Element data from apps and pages

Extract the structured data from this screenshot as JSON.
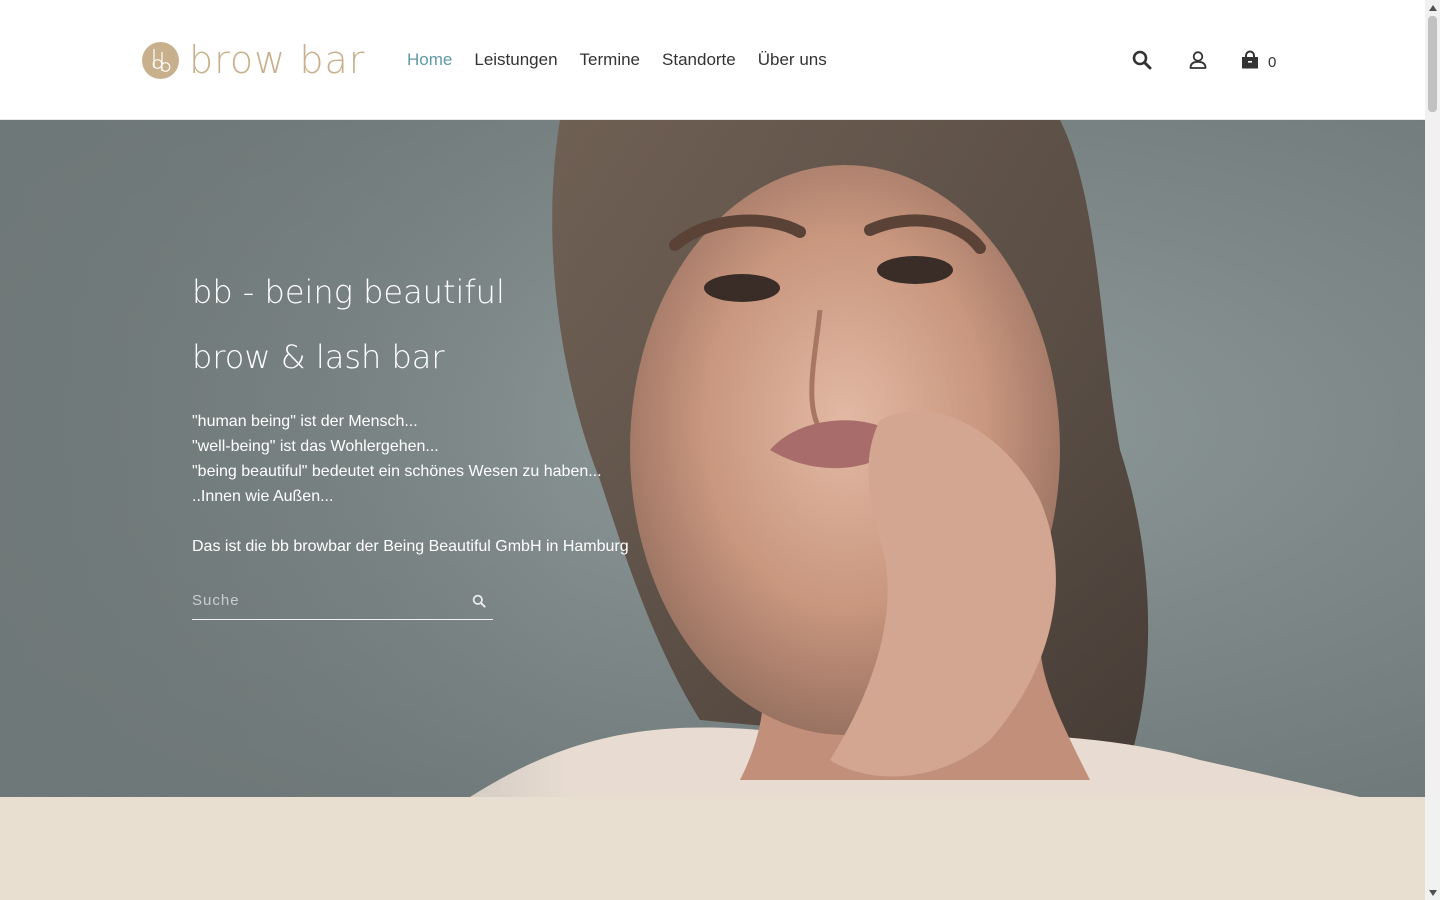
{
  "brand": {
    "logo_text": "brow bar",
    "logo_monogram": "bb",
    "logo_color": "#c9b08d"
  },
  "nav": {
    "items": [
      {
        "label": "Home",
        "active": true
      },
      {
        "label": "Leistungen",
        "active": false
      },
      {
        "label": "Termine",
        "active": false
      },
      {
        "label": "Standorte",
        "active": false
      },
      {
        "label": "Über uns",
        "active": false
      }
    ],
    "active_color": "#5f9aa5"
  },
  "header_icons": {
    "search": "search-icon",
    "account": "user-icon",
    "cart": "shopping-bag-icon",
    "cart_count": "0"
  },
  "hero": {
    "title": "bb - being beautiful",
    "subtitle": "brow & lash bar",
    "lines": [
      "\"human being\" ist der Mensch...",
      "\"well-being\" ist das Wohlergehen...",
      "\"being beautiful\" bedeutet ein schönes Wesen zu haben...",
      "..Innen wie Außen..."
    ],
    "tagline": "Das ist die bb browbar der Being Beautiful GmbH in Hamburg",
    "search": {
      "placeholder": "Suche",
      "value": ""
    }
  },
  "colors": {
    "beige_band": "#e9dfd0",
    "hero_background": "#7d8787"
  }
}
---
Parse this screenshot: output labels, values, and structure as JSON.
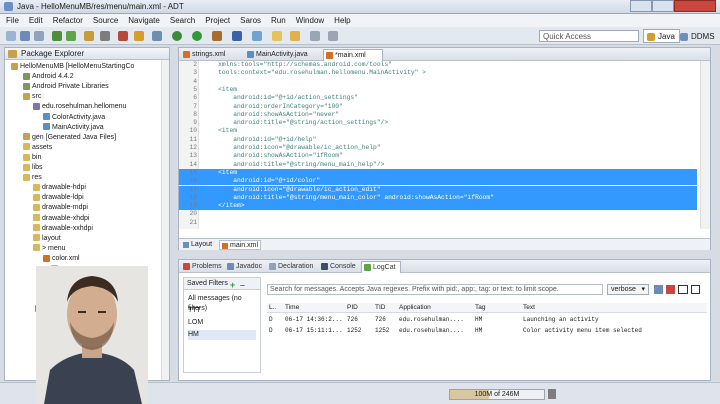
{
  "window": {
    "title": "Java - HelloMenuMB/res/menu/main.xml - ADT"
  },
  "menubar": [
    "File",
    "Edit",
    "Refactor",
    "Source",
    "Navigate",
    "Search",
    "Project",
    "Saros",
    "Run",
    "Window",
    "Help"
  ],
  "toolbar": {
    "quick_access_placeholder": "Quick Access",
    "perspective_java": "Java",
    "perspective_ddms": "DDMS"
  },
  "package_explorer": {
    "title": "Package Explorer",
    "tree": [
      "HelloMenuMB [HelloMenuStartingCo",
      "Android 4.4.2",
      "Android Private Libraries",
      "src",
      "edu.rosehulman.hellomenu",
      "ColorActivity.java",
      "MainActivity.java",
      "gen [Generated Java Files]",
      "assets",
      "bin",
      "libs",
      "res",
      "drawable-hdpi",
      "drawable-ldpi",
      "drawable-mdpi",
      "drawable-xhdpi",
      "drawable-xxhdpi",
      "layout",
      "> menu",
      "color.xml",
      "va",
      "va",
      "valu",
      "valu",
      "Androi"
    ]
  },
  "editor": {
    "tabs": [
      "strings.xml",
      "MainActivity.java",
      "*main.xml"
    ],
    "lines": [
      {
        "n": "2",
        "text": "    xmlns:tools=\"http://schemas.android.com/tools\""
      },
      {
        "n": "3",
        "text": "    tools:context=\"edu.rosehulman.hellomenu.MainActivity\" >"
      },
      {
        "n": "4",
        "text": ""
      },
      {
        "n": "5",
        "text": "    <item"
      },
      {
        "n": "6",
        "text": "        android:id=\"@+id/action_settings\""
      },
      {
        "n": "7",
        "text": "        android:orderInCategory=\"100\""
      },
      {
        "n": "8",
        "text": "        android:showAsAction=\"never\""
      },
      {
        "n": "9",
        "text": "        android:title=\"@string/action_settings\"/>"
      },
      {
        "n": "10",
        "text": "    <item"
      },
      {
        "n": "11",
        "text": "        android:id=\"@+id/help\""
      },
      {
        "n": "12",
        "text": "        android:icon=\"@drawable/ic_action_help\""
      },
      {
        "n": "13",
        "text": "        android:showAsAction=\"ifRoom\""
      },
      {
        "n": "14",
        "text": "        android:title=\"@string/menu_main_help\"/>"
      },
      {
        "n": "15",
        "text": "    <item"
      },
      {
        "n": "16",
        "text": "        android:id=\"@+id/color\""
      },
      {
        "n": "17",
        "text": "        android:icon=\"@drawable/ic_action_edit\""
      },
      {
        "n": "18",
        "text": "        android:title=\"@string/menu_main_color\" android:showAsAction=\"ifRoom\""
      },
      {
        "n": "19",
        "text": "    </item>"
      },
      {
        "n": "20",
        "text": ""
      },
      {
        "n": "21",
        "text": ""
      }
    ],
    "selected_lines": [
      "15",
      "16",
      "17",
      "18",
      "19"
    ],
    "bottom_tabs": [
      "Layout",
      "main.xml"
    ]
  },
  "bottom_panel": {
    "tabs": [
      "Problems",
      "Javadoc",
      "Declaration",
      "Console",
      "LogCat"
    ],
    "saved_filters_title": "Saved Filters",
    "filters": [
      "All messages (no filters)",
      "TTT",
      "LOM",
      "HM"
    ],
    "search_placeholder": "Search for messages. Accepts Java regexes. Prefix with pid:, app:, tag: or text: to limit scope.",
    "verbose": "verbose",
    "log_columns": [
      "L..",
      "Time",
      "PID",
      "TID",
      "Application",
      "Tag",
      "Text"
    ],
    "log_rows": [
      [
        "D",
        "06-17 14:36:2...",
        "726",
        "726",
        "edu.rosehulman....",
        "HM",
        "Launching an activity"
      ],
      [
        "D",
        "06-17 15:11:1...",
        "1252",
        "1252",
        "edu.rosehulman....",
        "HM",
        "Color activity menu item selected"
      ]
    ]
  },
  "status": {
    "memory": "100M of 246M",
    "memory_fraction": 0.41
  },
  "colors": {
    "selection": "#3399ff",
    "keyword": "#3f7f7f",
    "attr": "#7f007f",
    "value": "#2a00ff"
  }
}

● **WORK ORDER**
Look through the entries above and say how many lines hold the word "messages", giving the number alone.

● **RESPONSE AREA**
2